A crazy thing happened on Dec. 2. I closed on my first home, quite an end to a decade of transition from childhood to adulthood. Something worthy enough to update a bit on.
I’m in the heart of the Fishtown neighborhood of the riverward section of Philadelphia, once a place exclusively for working-class (white) families that has the hipster and artistic communities now that often lead to gentrifying. It’s two El stops, a 15-minute bicycle ride or a 40-minute walk from Old City, full of Dietz and Watson delis, modest rowhomes and pickup trucks with ladders. Now I’m there, too.
One week from yesterday three strangers riding beside me on the 3 bus will be dead.
But I can’t know it. It hasn’t happened, and I’ve never spoken to them before and won’t in the future. To tell you the truth, I didn’t even like know they were there, except for the boy, and that was only because his iPod was playing so loud I heard the bass of his trashy hip hop.
In just six days he will die on the same day as two others he doesn’t know.
I just want to get home without listening to what’s left of the music in some teenage boy’s ears.

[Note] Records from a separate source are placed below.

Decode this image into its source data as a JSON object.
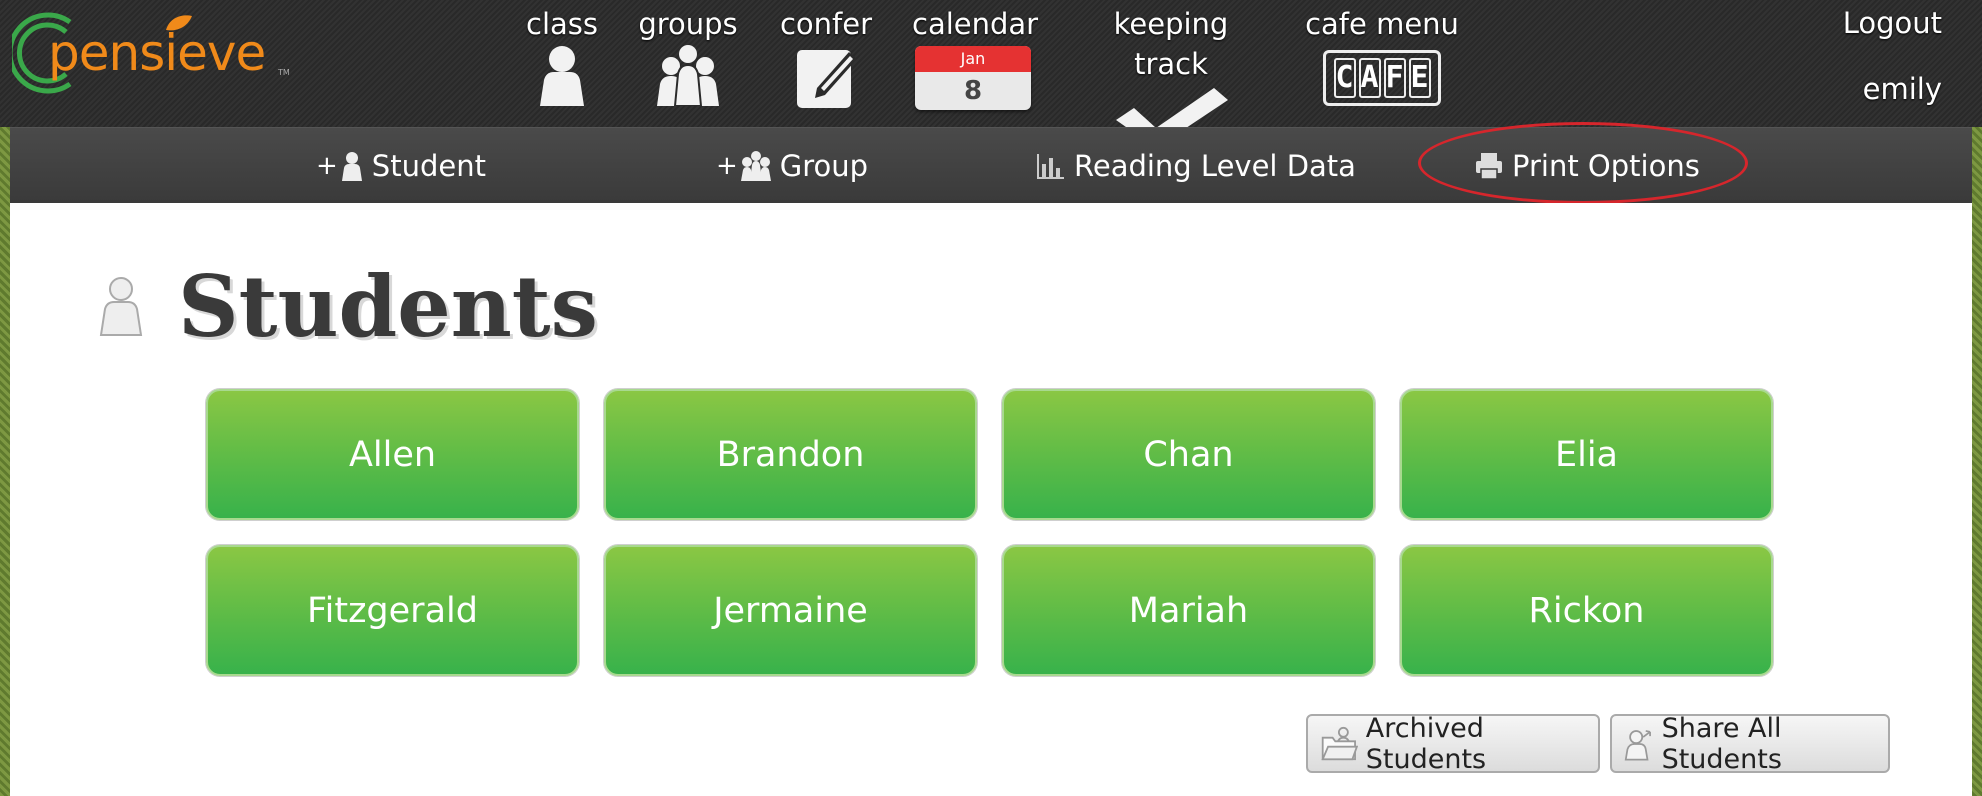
{
  "app": {
    "logo_text": "pensieve",
    "logo_tm": "TM"
  },
  "nav": [
    {
      "label": "class",
      "icon": "person-icon"
    },
    {
      "label": "groups",
      "icon": "group-icon"
    },
    {
      "label": "confer",
      "icon": "notepad-pencil-icon"
    },
    {
      "label": "calendar",
      "icon": "calendar-icon",
      "month": "Jan",
      "day": "8"
    },
    {
      "label": "keeping track",
      "icon": "checkmark-icon"
    },
    {
      "label": "cafe menu",
      "icon": "cafe-icon",
      "letters": [
        "C",
        "A",
        "F",
        "E"
      ]
    }
  ],
  "user": {
    "logout_label": "Logout",
    "username": "emily"
  },
  "subnav": {
    "add_student": {
      "plus": "+",
      "label": "Student"
    },
    "add_group": {
      "plus": "+",
      "label": "Group"
    },
    "reading_level": {
      "label": "Reading Level Data"
    },
    "print_options": {
      "label": "Print Options"
    }
  },
  "page": {
    "title": "Students"
  },
  "students": [
    "Allen",
    "Brandon",
    "Chan",
    "Elia",
    "Fitzgerald",
    "Jermaine",
    "Mariah",
    "Rickon"
  ],
  "actions": {
    "archived_label": "Archived Students",
    "share_label": "Share All Students"
  },
  "colors": {
    "brand_orange": "#f08a1a",
    "brand_green": "#3aa84a",
    "button_green": "#5cbb47",
    "highlight_red": "#d6262c",
    "calendar_red": "#e53232"
  }
}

I work at my uncle’s deli near Wissinoming Park. Normally my boyfriend picks me up after his afternoon class at Holy Family and has dinner with my dad and me in Port Richmond, but he has some group project. So I’m on the 3 with Jimmy Quinn.